European Union leaders are holding summit talks to decide what to do about Turkey and the migrant crisis.

Millions of refugees are on the move between countries as far away as Afghanistan and Pakistan, through the danger zone of Syria and on towards Turkey, which is viewed as the first safe haven in the region.

Hundreds of thousands of these refugees are living in torrid camps or have moved to Turkish towns and cities.

The tide of human misery then floods across the narrow channels to the Greek islands off the Mediterranean cost of Turkey into the European Union.

The grand plan is to pay Turkey to take back migrants who cross into Europe.

Cash and concessions

In return, the opportunistic Turkish government has seized the chance to force cash and concessions out of the EU.

In return for stopping turning a blind eye to the people traffickers seemingly operating freely within Turkey who are making millions out of misery, the Turks want better access to Europe.

Visa free travel and a fast-track to join the EU along with billions of euros to fund looking after the refugees top their list of demands.

But the EU has a bitter sweet relationship with Turkey.

Many can sympathise with the nation acting as a buffer between militants and migrants from the Middle East and beyond. Turkey has borne the brunt of terror attacks killing and maiming hundreds sent across the border by Kurds and ISIS rebels.

Appalling human rights record

However, the Turkish government also has an appalling human rights record of deaths and violence against political opponents and Kurd separatists.

German Chancellor Angela Merkel summed up how Europe regards the Turks.

“What Turkey has done for almost three million refugees can’t be praised highly enough, while Europe’s 28 states with 500 million inhabitants has not exactly covered itself in glory, “she said.

Germany and the rest of Europe seems less keen to give Turkey guarantees about joining the EU, just an agreement to have talks about talks, while visa free travel comes with 72 conditions attached.

The EU is also holding back on pledging cash – doubling aid to £4.7 billion depends on how spending the first tranche turns out.

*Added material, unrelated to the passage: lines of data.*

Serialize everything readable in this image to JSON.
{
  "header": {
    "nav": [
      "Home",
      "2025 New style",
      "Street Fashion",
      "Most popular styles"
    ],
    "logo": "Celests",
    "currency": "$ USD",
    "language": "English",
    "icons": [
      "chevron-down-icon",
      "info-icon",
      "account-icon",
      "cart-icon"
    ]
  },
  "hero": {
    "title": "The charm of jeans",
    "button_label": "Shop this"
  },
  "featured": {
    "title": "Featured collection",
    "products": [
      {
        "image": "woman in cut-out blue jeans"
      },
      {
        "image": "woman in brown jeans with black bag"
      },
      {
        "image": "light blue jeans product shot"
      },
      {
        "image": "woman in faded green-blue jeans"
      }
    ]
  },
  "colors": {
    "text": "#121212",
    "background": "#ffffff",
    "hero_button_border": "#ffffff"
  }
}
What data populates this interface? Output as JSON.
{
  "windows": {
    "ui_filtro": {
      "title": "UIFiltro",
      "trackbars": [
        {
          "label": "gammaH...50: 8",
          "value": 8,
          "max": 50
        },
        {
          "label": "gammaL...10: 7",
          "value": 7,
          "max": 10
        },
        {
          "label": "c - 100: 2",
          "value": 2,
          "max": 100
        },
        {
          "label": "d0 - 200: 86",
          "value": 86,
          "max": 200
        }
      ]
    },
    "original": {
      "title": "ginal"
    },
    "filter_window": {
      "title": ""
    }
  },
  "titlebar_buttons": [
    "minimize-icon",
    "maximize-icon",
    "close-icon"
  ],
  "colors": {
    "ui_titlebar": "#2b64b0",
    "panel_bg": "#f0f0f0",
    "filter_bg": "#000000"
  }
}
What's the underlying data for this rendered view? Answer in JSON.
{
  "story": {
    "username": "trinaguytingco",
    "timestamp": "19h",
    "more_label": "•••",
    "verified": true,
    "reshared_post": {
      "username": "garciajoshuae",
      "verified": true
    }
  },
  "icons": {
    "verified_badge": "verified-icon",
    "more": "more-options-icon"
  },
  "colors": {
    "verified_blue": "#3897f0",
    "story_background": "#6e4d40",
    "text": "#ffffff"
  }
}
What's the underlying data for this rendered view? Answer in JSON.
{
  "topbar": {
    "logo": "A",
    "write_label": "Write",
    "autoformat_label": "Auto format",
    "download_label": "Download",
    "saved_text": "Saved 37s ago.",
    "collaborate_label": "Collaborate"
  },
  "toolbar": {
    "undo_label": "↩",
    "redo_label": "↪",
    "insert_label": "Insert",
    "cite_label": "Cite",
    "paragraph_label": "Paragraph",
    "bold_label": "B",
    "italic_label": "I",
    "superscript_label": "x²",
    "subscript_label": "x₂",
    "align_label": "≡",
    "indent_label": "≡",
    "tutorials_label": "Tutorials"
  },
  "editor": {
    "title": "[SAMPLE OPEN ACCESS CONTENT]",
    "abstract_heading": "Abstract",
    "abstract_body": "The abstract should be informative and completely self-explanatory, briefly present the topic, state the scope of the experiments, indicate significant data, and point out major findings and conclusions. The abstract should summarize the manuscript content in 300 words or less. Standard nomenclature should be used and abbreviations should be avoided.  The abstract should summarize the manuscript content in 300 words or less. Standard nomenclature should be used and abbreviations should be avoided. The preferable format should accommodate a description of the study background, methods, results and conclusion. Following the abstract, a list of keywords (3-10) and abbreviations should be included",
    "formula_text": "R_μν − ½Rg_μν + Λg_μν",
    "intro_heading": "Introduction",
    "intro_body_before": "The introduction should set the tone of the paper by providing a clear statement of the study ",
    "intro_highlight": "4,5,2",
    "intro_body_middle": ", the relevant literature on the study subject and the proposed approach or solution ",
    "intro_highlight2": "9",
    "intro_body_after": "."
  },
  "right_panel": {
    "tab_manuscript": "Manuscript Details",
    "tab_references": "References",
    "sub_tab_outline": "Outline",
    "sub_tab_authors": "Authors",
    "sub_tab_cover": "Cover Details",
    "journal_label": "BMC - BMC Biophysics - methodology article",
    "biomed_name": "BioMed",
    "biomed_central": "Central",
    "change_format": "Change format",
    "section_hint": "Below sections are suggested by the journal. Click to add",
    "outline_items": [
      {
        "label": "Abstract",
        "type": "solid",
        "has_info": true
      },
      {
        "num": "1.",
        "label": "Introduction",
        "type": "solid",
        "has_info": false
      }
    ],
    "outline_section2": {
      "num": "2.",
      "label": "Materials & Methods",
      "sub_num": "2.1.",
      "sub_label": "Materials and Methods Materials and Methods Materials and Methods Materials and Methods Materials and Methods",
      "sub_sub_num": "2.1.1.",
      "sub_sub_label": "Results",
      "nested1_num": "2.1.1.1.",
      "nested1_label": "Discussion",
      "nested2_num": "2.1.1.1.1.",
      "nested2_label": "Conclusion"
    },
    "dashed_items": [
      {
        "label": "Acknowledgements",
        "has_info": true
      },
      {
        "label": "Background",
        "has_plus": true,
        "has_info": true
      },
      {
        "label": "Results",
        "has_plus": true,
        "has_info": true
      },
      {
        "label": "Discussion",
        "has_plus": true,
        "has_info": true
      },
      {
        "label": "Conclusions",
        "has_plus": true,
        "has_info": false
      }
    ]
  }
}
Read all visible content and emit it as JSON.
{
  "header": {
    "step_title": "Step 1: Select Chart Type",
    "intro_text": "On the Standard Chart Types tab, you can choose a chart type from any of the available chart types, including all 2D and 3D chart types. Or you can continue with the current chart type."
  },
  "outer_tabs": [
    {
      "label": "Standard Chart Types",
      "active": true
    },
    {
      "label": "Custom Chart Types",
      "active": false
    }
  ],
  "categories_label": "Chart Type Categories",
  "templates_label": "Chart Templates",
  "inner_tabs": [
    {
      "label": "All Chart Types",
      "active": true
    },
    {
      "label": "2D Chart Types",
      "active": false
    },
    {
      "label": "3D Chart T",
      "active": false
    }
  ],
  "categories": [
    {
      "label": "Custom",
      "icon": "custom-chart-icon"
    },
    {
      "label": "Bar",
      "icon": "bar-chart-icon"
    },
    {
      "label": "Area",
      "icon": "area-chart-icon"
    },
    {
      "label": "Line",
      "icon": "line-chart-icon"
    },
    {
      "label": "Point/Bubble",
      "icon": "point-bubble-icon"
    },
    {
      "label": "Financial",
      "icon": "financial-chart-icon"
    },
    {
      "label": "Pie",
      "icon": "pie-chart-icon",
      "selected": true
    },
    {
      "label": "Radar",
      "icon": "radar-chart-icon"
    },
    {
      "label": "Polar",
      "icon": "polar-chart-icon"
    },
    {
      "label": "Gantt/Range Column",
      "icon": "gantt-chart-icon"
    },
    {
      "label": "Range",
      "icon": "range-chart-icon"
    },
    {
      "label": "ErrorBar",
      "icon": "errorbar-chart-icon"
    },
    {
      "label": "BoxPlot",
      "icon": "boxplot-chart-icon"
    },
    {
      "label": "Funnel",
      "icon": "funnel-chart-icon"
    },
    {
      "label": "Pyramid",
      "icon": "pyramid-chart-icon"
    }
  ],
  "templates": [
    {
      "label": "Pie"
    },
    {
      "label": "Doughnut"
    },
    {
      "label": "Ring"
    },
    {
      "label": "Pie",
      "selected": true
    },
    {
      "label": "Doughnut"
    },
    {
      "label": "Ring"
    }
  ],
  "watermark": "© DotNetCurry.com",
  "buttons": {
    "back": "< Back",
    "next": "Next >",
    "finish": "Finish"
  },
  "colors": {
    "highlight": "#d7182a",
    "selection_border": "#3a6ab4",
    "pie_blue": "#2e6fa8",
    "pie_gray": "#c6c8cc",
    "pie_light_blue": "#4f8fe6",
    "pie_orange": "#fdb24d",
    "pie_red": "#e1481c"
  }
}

Nothing is certain and the EU seems wary of giving guarantees that could easily be undermined by the Turks.

It seems before moving forward, a position of trust needs establishing between both sides.